Monday, August 20, 2007

Give me Shelter

One of the things that happened early on in my time as a member of our church was that the church had a chance to buy the property that was located between our church and our parking lot. Doing so gave our congregation continuous land from the Christian Ed building/sanctuary, paprish house, this other property and on to our parking lot. Wary of who or what might otherwise locate there was a concern to those leading our congregation.
So suddenly we were the proud owners of a two story house that has been another lawyer's offices. What to do with the property? Our congregation did what is often done when such things arise, we formed a committee. Other than singing this was one of the first things I became involved with. Lots of ideas were kicked around, such as just renting it out, tearing it down and paving it over, among others.
This was one time where as a lawyer I saw a need. I had been practicing for a couple of years and had started to become involved in family law cases, some of which are exacerbated by issues of abuse. Getting a protective order against an abuser is one thing, and the abuser can be evicted from a residence, but this is not as simple as it sounds in real life. what if the only breadwinner just got kicked out and you will not get support money for months? What if you are just too scared to stay because the abuser will violate the order- the law is not enough? What if you are in a bad landlord tenant situation and you need safe housing? None of these need long term solutions when first there is an immediate need.
So I pitched the idea of transitional housing. To my surprise the committee was on board because it fulfilled a ministry role for an identified need. We were able to furnish the apartment from donations within the congregation. I drafted the housing agreement and had it reviewed by a the local district judge to assure its enforceability.
When I became aware of a need, I met with the person, we reviewed what the "rules" of the housing were. We clarified the time which the housing could be used and explained that if someone stayed too long it meant someone else was out in the cold.
With a couple bumps in the road over the last 15 years it has served a valuable purpose. Perhaps my two "favorite" times- defined as being good we have had the resource were:
1. People called me with an apartment that had just been condemned because the roof was collapsing. It had a hole in the roof, the snow was coming through, and had shorted out the electric. The family was heating with kerosene and the daughter was treating for Hodgkins. The 30 days with us allowed the family to pool resources and get a refund form the landlord of rent through the legal process.
2. A client of mine had an alcoholic spouse who was abusive. Even though she got an order for protection my intuition told me he would be back. I convinced her to move with the children to our apartment. He did come back swinging an ax. There was only one way in and out of the apartment. The resident downstairs heard the commotion and called the police- he was arrested. The family was already elsewhere.
We have more recently hosted Mekeshti Turks who are resettling here after excaping persecution.
This was my first foray into real faith in service. Each time I work for the kingdom helping those others would rather not get their hands dirty with, I come away learning more from them than I can imagine

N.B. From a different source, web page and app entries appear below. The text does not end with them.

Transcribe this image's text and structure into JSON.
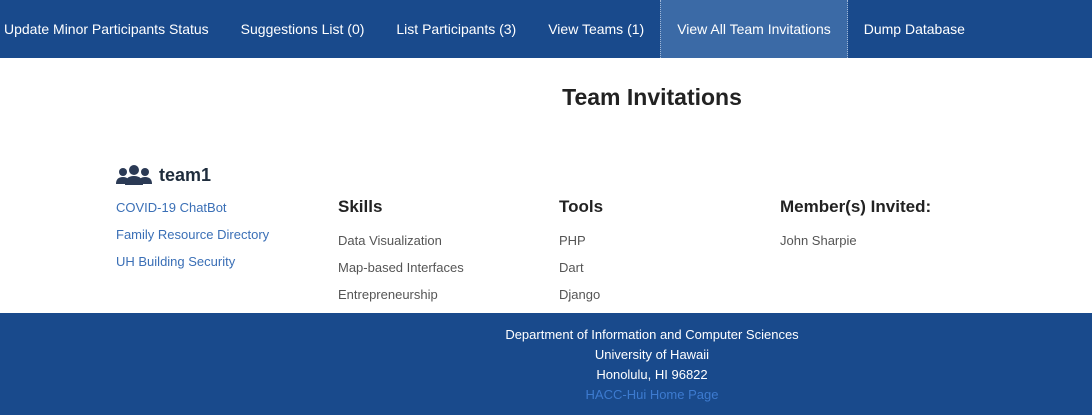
{
  "nav": {
    "items": [
      {
        "label": "Update Minor Participants Status"
      },
      {
        "label": "Suggestions List (0)"
      },
      {
        "label": "List Participants (3)"
      },
      {
        "label": "View Teams (1)"
      },
      {
        "label": "View All Team Invitations"
      },
      {
        "label": "Dump Database"
      }
    ],
    "active_index": 4
  },
  "page": {
    "title": "Team Invitations"
  },
  "team": {
    "icon": "users-icon",
    "name": "team1",
    "challenges": [
      "COVID-19 ChatBot",
      "Family Resource Directory",
      "UH Building Security"
    ],
    "skills_heading": "Skills",
    "skills": [
      "Data Visualization",
      "Map-based Interfaces",
      "Entrepreneurship"
    ],
    "tools_heading": "Tools",
    "tools": [
      "PHP",
      "Dart",
      "Django"
    ],
    "members_heading": "Member(s) Invited:",
    "members": [
      "John Sharpie"
    ]
  },
  "footer": {
    "line1": "Department of Information and Computer Sciences",
    "line2": "University of Hawaii",
    "line3": "Honolulu, HI 96822",
    "link": "HACC-Hui Home Page"
  },
  "colors": {
    "nav_bg": "#194a8c",
    "nav_active_bg": "#3b6aa6",
    "link": "#3a6fb6"
  }
}
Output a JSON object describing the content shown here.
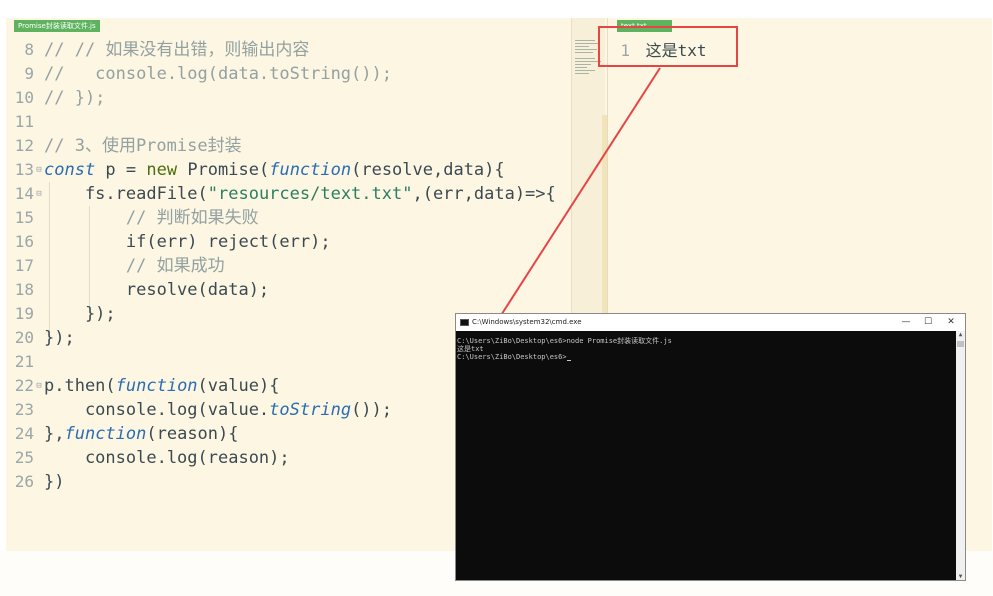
{
  "editor": {
    "left_tab": "Promise封装读取文件.js",
    "right_tab": "text.txt",
    "lines": [
      {
        "n": "8",
        "fold": false,
        "seg": [
          [
            "cm",
            "// // 如果没有出错，则输出内容"
          ]
        ]
      },
      {
        "n": "9",
        "fold": false,
        "seg": [
          [
            "cm",
            "//   console.log(data.toString());"
          ]
        ]
      },
      {
        "n": "10",
        "fold": false,
        "seg": [
          [
            "cm",
            "// });"
          ]
        ]
      },
      {
        "n": "11",
        "fold": false,
        "seg": []
      },
      {
        "n": "12",
        "fold": false,
        "seg": [
          [
            "cm",
            "// 3、使用Promise封装"
          ]
        ]
      },
      {
        "n": "13",
        "fold": true,
        "seg": [
          [
            "kw",
            "const"
          ],
          [
            "plain",
            " p = "
          ],
          [
            "kn",
            "new"
          ],
          [
            "plain",
            " Promise("
          ],
          [
            "fn",
            "function"
          ],
          [
            "plain",
            "(resolve,data){"
          ]
        ]
      },
      {
        "n": "14",
        "fold": true,
        "seg": [
          [
            "plain",
            "    fs.readFile("
          ],
          [
            "st",
            "\"resources/text.txt\""
          ],
          [
            "plain",
            ",(err,data)=>{"
          ]
        ]
      },
      {
        "n": "15",
        "fold": false,
        "seg": [
          [
            "cm",
            "        // 判断如果失败"
          ]
        ]
      },
      {
        "n": "16",
        "fold": false,
        "seg": [
          [
            "plain",
            "        if(err) reject(err);"
          ]
        ]
      },
      {
        "n": "17",
        "fold": false,
        "seg": [
          [
            "cm",
            "        // 如果成功"
          ]
        ]
      },
      {
        "n": "18",
        "fold": false,
        "seg": [
          [
            "plain",
            "        resolve(data);"
          ]
        ]
      },
      {
        "n": "19",
        "fold": false,
        "seg": [
          [
            "plain",
            "    });"
          ]
        ]
      },
      {
        "n": "20",
        "fold": false,
        "seg": [
          [
            "plain",
            "});"
          ]
        ]
      },
      {
        "n": "21",
        "fold": false,
        "seg": []
      },
      {
        "n": "22",
        "fold": true,
        "seg": [
          [
            "plain",
            "p.then("
          ],
          [
            "fn",
            "function"
          ],
          [
            "plain",
            "(value){"
          ]
        ]
      },
      {
        "n": "23",
        "fold": false,
        "seg": [
          [
            "plain",
            "    console.log(value."
          ],
          [
            "fn",
            "toString"
          ],
          [
            "plain",
            "());"
          ]
        ]
      },
      {
        "n": "24",
        "fold": false,
        "seg": [
          [
            "plain",
            "},"
          ],
          [
            "fn",
            "function"
          ],
          [
            "plain",
            "(reason){"
          ]
        ]
      },
      {
        "n": "25",
        "fold": false,
        "seg": [
          [
            "plain",
            "    console.log(reason);"
          ]
        ]
      },
      {
        "n": "26",
        "fold": false,
        "seg": [
          [
            "plain",
            "})"
          ]
        ]
      }
    ]
  },
  "txt_file": {
    "line_number": "1",
    "content": "这是txt"
  },
  "cmd": {
    "title": "C:\\Windows\\system32\\cmd.exe",
    "minimize": "—",
    "maximize": "☐",
    "close": "✕",
    "output": [
      "C:\\Users\\ZiBo\\Desktop\\es6>node Promise封装读取文件.js",
      "这是txt",
      "",
      "C:\\Users\\ZiBo\\Desktop\\es6>"
    ]
  },
  "colors": {
    "editor_bg": "#fdf6e3",
    "annotation_red": "#e64545",
    "tab_green": "#5fb35f",
    "console_bg": "#0c0c0c"
  }
}
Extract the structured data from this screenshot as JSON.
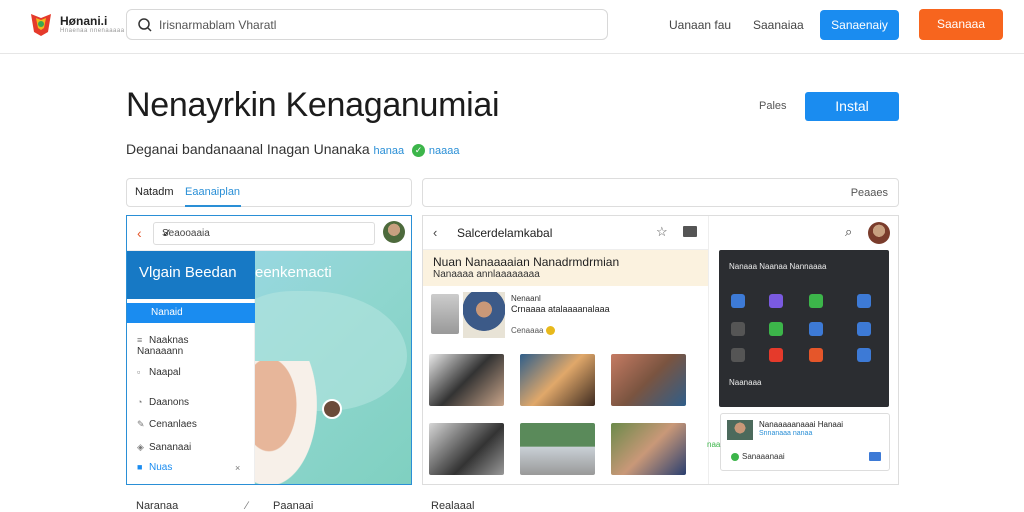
{
  "header": {
    "brand": "Hønani.i",
    "brand_sub": "Hnaenaa nnenaaaaa",
    "search_placeholder": "Irisnarmablam Vharatl",
    "nav": [
      "Uanaan fau",
      "Saanaiaa"
    ],
    "blue_button": "Sanaenaiy",
    "orange_button": "Saanaaa"
  },
  "app": {
    "title": "Nenayrkin Kenaganumiai",
    "subtitle": "Deganai bandanaanal Inagan Unanaka",
    "subtitle_link": "hanaa",
    "subtitle_tag": "naaaa",
    "ratings_label": "Pales",
    "install_label": "Instal"
  },
  "tabs": {
    "left_first": "Natadm",
    "left_second": "Eaanaiplan",
    "right_label": "Peaaes"
  },
  "screenshot_left": {
    "search_text": "Seaooaaia",
    "map_title": "Vlgain Beedan",
    "map_title_suffix": "eenkemacti",
    "menu_active": "Nanaid",
    "menu_items": [
      {
        "icon": "sliders-icon",
        "label": "Naaknas\nNanaaann"
      },
      {
        "icon": "doc-icon",
        "label": "Naapal"
      },
      {
        "icon": "clock-icon",
        "label": "Daanons"
      },
      {
        "icon": "pencil-icon",
        "label": "Cenanlaes"
      },
      {
        "icon": "settings-icon",
        "label": "Sananaai"
      },
      {
        "icon": "box-icon",
        "label": "Nuas",
        "active": true
      }
    ]
  },
  "screenshot_right": {
    "title": "Salcerdelamkabal",
    "banner_title": "Nuan Nanaaaaian Nanadrmdrmian",
    "banner_sub": "Nanaaaa annlaaaaaaaa",
    "post_line1": "Nenaanl",
    "post_line2": "Crnaaaa atalaaaanalaaa",
    "post_line3": "Cenaaaa",
    "phone_header": "Nanaaa Naanaa Nannaaaa",
    "phone_label": "Naanaaa",
    "card_title": "Nanaaaaanaaai Hanaai",
    "card_sub": "Snnanaaa nanaa",
    "card_action": "Sanaaanaai",
    "card_prefix": "naa"
  },
  "footer": [
    "Naranaa",
    "Paanaai",
    "Realaaal"
  ],
  "colors": {
    "accent_blue": "#1a8cf0",
    "accent_orange": "#f7651e",
    "verified_green": "#3cb54a",
    "banner_bg": "#fbf2df"
  }
}
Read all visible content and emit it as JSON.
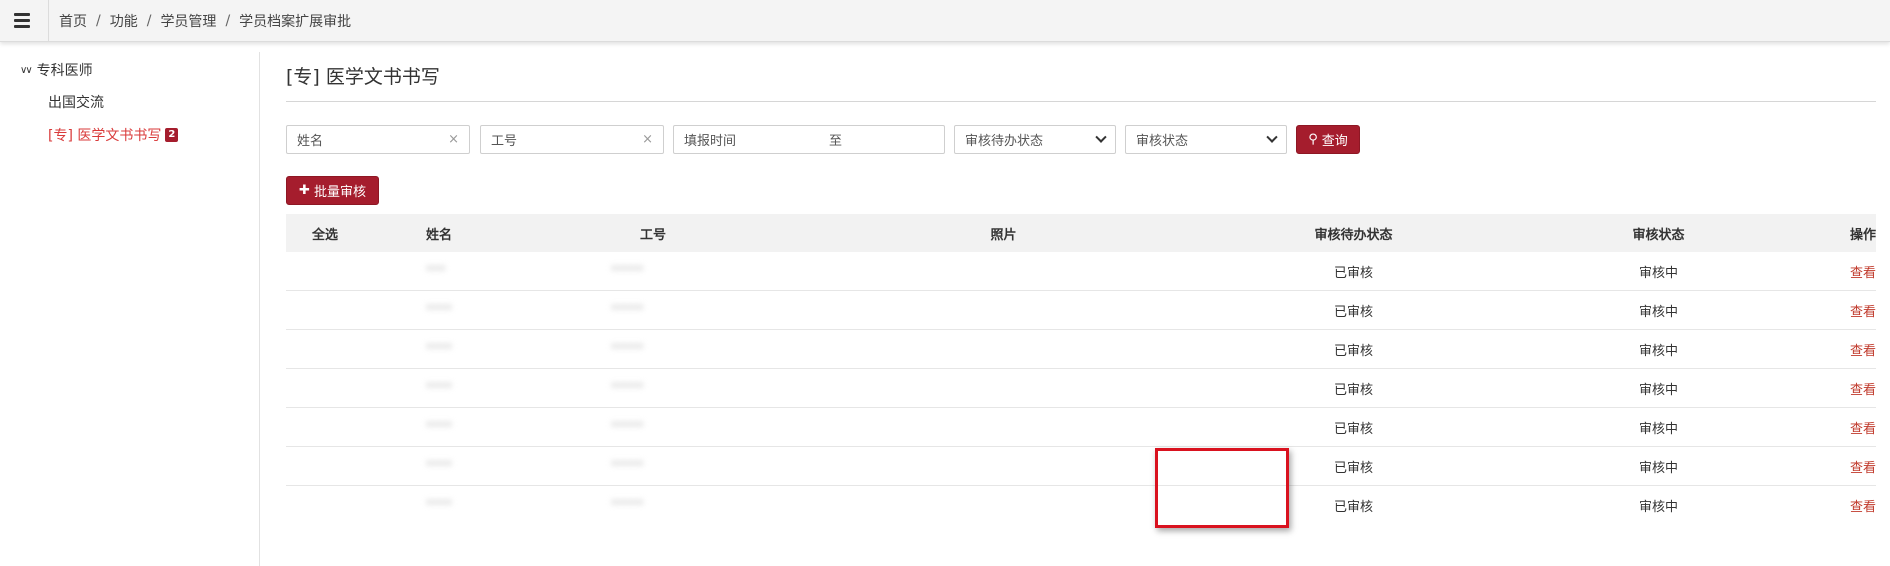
{
  "topbar": {
    "menu_icon": "hamburger-icon",
    "breadcrumb": [
      "首页",
      "功能",
      "学员管理",
      "学员档案扩展审批"
    ],
    "separator": "/"
  },
  "sidebar": {
    "root_label": "专科医师",
    "root_icon": "double-chevron-down-icon",
    "items": [
      {
        "label": "出国交流",
        "active": false
      },
      {
        "label": "[专] 医学文书书写",
        "active": true,
        "badge": "2"
      }
    ]
  },
  "main": {
    "title": "[专] 医学文书书写",
    "filters": {
      "name_placeholder": "姓名",
      "id_placeholder": "工号",
      "date_placeholder": "填报时间",
      "date_to": "至",
      "pending_select": "审核待办状态",
      "status_select": "审核状态",
      "query_label": "查询",
      "clear_symbol": "×"
    },
    "batch_button": "批量审核",
    "table": {
      "headers": [
        "全选",
        "姓名",
        "工号",
        "照片",
        "审核待办状态",
        "审核状态",
        "操作"
      ],
      "rows": [
        {
          "name": "***",
          "id": "*****",
          "pending": "已审核",
          "status": "审核中",
          "action": "查看"
        },
        {
          "name": "****",
          "id": "*****",
          "pending": "已审核",
          "status": "审核中",
          "action": "查看"
        },
        {
          "name": "****",
          "id": "*****",
          "pending": "已审核",
          "status": "审核中",
          "action": "查看"
        },
        {
          "name": "****",
          "id": "*****",
          "pending": "已审核",
          "status": "审核中",
          "action": "查看"
        },
        {
          "name": "****",
          "id": "*****",
          "pending": "已审核",
          "status": "审核中",
          "action": "查看"
        },
        {
          "name": "****",
          "id": "*****",
          "pending": "已审核",
          "status": "审核中",
          "action": "查看"
        },
        {
          "name": "****",
          "id": "*****",
          "pending": "已审核",
          "status": "审核中",
          "action": "查看"
        }
      ]
    }
  },
  "colors": {
    "brand": "#a51d2d",
    "active_link": "#d93a3a",
    "highlight": "#d9121f"
  }
}
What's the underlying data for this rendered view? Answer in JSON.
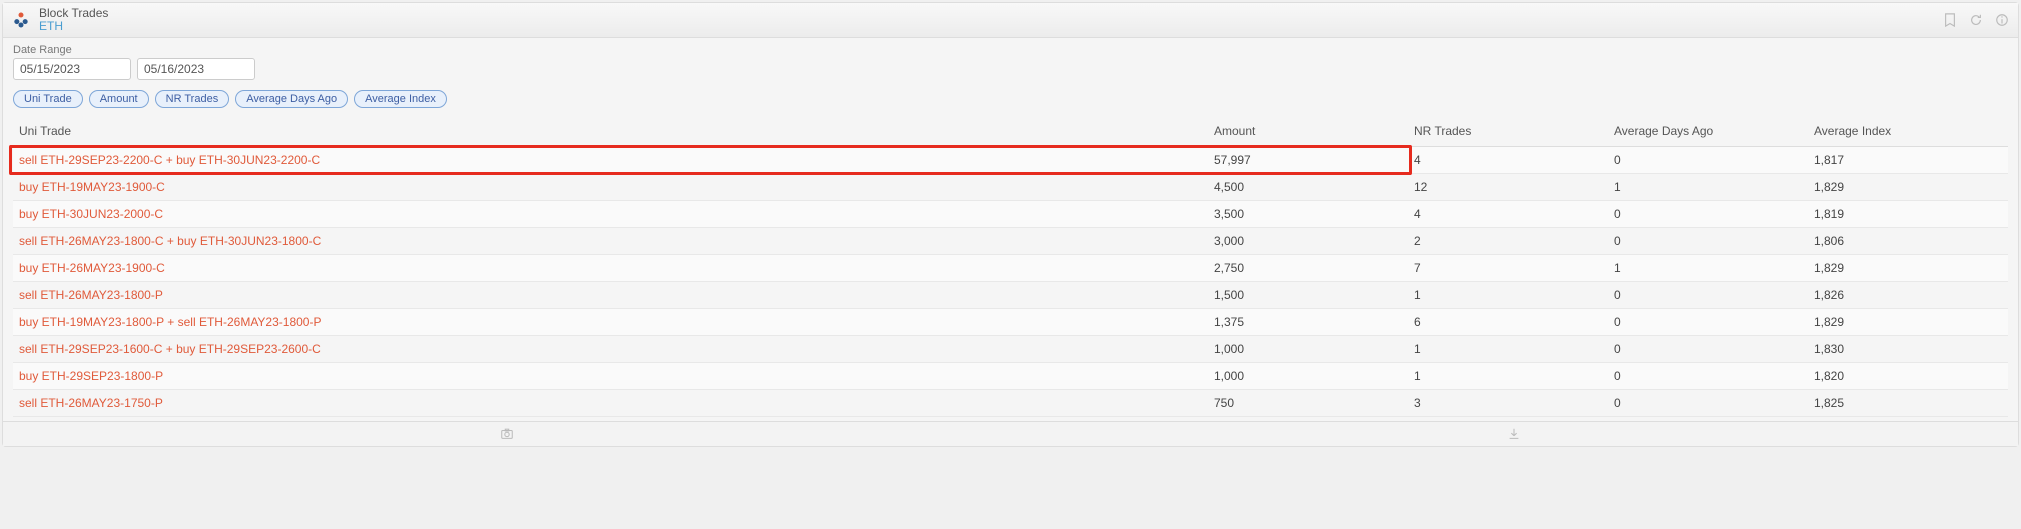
{
  "header": {
    "title": "Block Trades",
    "subtitle": "ETH"
  },
  "date_range": {
    "label": "Date Range",
    "from": "05/15/2023",
    "to": "05/16/2023"
  },
  "chips": [
    "Uni Trade",
    "Amount",
    "NR Trades",
    "Average Days Ago",
    "Average Index"
  ],
  "columns": {
    "c0": "Uni Trade",
    "c1": "Amount",
    "c2": "NR Trades",
    "c3": "Average Days Ago",
    "c4": "Average Index"
  },
  "rows": [
    {
      "trade": "sell ETH-29SEP23-2200-C + buy ETH-30JUN23-2200-C",
      "amount": "57,997",
      "nr": "4",
      "days": "0",
      "index": "1,817",
      "highlight": true
    },
    {
      "trade": "buy ETH-19MAY23-1900-C",
      "amount": "4,500",
      "nr": "12",
      "days": "1",
      "index": "1,829"
    },
    {
      "trade": "buy ETH-30JUN23-2000-C",
      "amount": "3,500",
      "nr": "4",
      "days": "0",
      "index": "1,819"
    },
    {
      "trade": "sell ETH-26MAY23-1800-C + buy ETH-30JUN23-1800-C",
      "amount": "3,000",
      "nr": "2",
      "days": "0",
      "index": "1,806"
    },
    {
      "trade": "buy ETH-26MAY23-1900-C",
      "amount": "2,750",
      "nr": "7",
      "days": "1",
      "index": "1,829"
    },
    {
      "trade": "sell ETH-26MAY23-1800-P",
      "amount": "1,500",
      "nr": "1",
      "days": "0",
      "index": "1,826"
    },
    {
      "trade": "buy ETH-19MAY23-1800-P + sell ETH-26MAY23-1800-P",
      "amount": "1,375",
      "nr": "6",
      "days": "0",
      "index": "1,829"
    },
    {
      "trade": "sell ETH-29SEP23-1600-C + buy ETH-29SEP23-2600-C",
      "amount": "1,000",
      "nr": "1",
      "days": "0",
      "index": "1,830"
    },
    {
      "trade": "buy ETH-29SEP23-1800-P",
      "amount": "1,000",
      "nr": "1",
      "days": "0",
      "index": "1,820"
    },
    {
      "trade": "sell ETH-26MAY23-1750-P",
      "amount": "750",
      "nr": "3",
      "days": "0",
      "index": "1,825"
    }
  ]
}
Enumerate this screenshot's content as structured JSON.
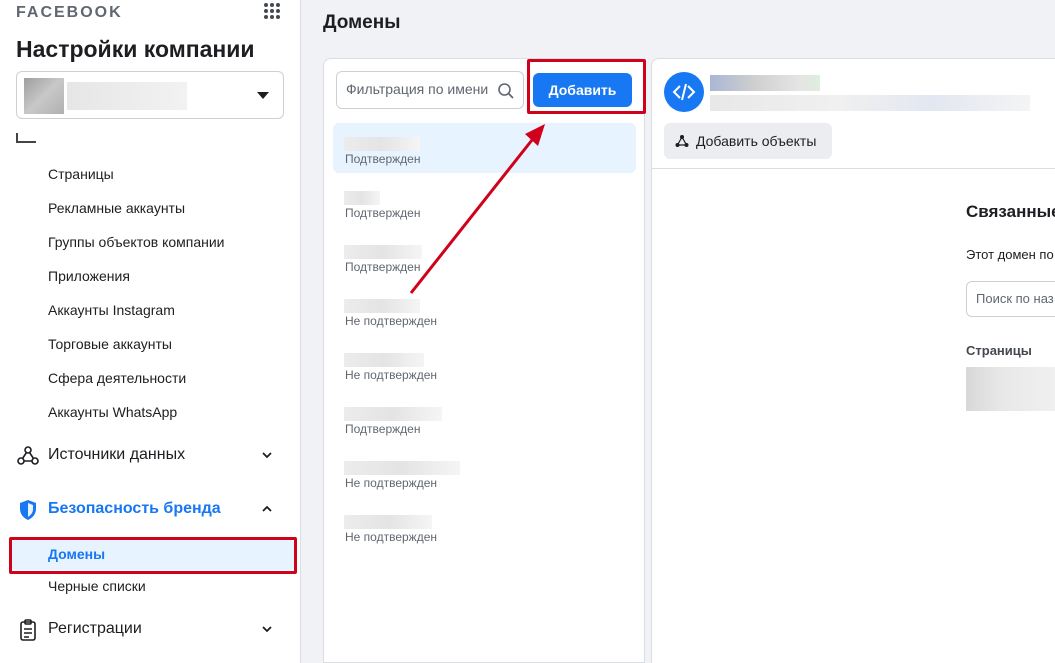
{
  "sidebar": {
    "brand": "FACEBOOK",
    "company_title": "Настройки компании",
    "items": [
      {
        "label": "Страницы"
      },
      {
        "label": "Рекламные аккаунты"
      },
      {
        "label": "Группы объектов компании"
      },
      {
        "label": "Приложения"
      },
      {
        "label": "Аккаунты Instagram"
      },
      {
        "label": "Торговые аккаунты"
      },
      {
        "label": "Сфера деятельности"
      },
      {
        "label": "Аккаунты WhatsApp"
      }
    ],
    "sections": {
      "data_sources": "Источники данных",
      "brand_safety": "Безопасность бренда",
      "registrations": "Регистрации"
    },
    "brand_safety_items": {
      "domains": "Домены",
      "blocklists": "Черные списки"
    }
  },
  "main": {
    "title": "Домены",
    "search_placeholder": "Фильтрация по имени",
    "add_label": "Добавить",
    "domains": [
      {
        "status": "Подтвержден"
      },
      {
        "status": "Подтвержден"
      },
      {
        "status": "Подтвержден"
      },
      {
        "status": "Не подтвержден"
      },
      {
        "status": "Не подтвержден"
      },
      {
        "status": "Подтвержден"
      },
      {
        "status": "Не подтвержден"
      },
      {
        "status": "Не подтвержден"
      }
    ]
  },
  "detail": {
    "add_objects_label": "Добавить объекты",
    "linked_title": "Связанные",
    "linked_desc": "Этот домен по",
    "search_placeholder": "Поиск по наз",
    "pages_label": "Страницы"
  },
  "colors": {
    "accent": "#1877f2",
    "highlight_red": "#d0021b",
    "selected_bg": "#e7f3ff"
  }
}
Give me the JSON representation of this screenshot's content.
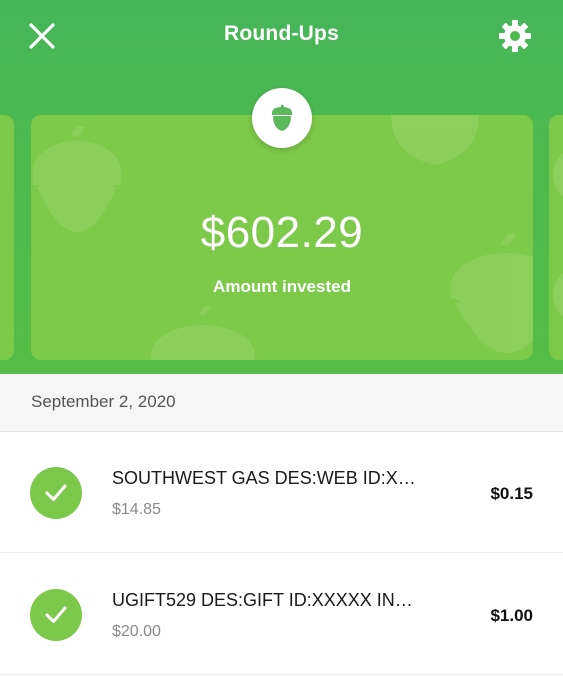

4 comments:

David said...

That's a great story and a great way for your church to do ministry. I'm glad they were open to the idea. Many would have thought it too much trouble.

Gannet Girl said...

This is a wonderful story indeed. I practiced family law for many years and am so sware of the needs you describe.

Do you ever wonder, as I do sometimes, whether God would be better served by your staying with the practice of law rather than switching to the world of professional ministry?

I am able to respond in part, btw, with a recognition that my inclinations and personality are far better suited for work of care via cooperation than care via litigation. But I think I am really blessed to go into ministry with the experiences I had in my legal career under my belt.

Pastor Eric said...

It goes to show that God uses the various gifts within in the body of Christ to advance the kingdom. Like David said, this would not fly in a lot of congregations mainly because the set of gifts necessary are not the same with every congregation. Your legal background was definitely an asset and God used it. Praise God!

LawAndGospel said...

GG, I thought about your question and was asked this in seminary. But the truth is that so much of my time had become devoted to noon-legal counseling, and so mcuh of what I wanted to share with the people I encountered was not in the context of law, but in faith. As you know people do not expect or even want to hear their "advocate" talking about where God is in all of this. That is just a part of the "why not stay in the law" - things like personality, and where your gifts and joy meet are a part of it as well. But like you and the others state, a background was a real resource ( and it will be still). I know that I was blessed to be a part of that program in my home congregation and that in many places it would or could not be accomplished.
Sometimes "trouble" has to do with logistics and sometimes it is about comfort. It takes a lot of prayer to address either. Even if you have a desire to do something the leadership gifts must surface to make it reality.